You say that you “now understand they’re there for flexibility”. How is that or where did you find that info? Help me un-hate my MQ24-7B’s resin band!
That’s my own guesstimate. I mean anytime one has a stiff flat new watchband, that spot about half an inch or so past either side of the case is where it really needs to flex to fit right, so it lines up. The direction and location make sense, as does the relief cut being on the outside. Of course I’d also had the idea that this was mimicry of a metal bracelet or just adorning a blank surface. Note that the accompanying black-dialed Casio (MW59?) shown in a photo here has a recessed center portion on the resin band, presumably also to aid flexibility.
Thank you for the explanation!
I think it might be a bit of both, (semi-)functional and (un-)easthetic decoration.
But then again, Casio has also a history of carrying over what I call un-needed “vestigial design features” — while others could call it “brand recognition” — from earlier models, so that might factor in as well (case in point: the silly dimples on G-Shock faces, which were carried over from actual screws on previous models).

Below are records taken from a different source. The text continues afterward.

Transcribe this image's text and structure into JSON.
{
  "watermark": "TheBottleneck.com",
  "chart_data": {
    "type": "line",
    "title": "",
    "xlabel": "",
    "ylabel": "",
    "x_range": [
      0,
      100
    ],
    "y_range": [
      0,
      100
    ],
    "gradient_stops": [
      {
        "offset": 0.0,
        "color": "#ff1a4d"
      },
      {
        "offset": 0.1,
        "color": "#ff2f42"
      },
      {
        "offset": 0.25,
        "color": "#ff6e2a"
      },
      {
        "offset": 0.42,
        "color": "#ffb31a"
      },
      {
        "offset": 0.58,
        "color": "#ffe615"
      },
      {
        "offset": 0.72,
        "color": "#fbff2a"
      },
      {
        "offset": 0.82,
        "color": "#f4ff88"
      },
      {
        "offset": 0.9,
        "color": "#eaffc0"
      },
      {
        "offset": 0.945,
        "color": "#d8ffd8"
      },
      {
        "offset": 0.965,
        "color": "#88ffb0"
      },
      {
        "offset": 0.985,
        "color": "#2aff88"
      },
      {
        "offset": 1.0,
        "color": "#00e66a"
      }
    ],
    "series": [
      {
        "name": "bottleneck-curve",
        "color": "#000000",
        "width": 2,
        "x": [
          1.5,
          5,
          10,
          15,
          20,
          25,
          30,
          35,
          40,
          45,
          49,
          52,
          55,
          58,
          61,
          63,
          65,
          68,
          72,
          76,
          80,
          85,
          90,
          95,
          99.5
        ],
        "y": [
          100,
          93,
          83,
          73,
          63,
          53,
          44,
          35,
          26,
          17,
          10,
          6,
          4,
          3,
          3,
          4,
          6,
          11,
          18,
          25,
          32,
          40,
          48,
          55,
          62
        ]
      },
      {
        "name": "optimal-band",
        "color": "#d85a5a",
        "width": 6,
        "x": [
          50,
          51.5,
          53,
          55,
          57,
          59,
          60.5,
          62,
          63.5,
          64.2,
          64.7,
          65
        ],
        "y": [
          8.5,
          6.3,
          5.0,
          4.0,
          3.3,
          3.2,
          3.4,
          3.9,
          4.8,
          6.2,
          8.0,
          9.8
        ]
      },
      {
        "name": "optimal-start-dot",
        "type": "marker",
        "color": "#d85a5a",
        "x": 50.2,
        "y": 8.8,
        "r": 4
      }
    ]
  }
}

I might try to replace the resin band with one of those with a recessed center portion, if compatible. Of course the replacement strap is going to cost more than the watch itself, haha.
Thank you for the great review.
I really like this watch, too. Super easy to read & water resistant. Excellent design (highly functional and good looking) is important to me.
I’m not always frugal, so I would be willing to buy this watch again, paying significantly more, if it came with a very cool band. (I shortened this one.)
I concur that this is not only a watch worth it’s price but one that, once one has appreciated the charms firsthand, could ask multiples of the current price. If they changed the resin color, I wouldn’t blink at an entry G-SHOCK MSRP for another one.
IMHO, the MQ-24-7BLCF is SO much nicer looking…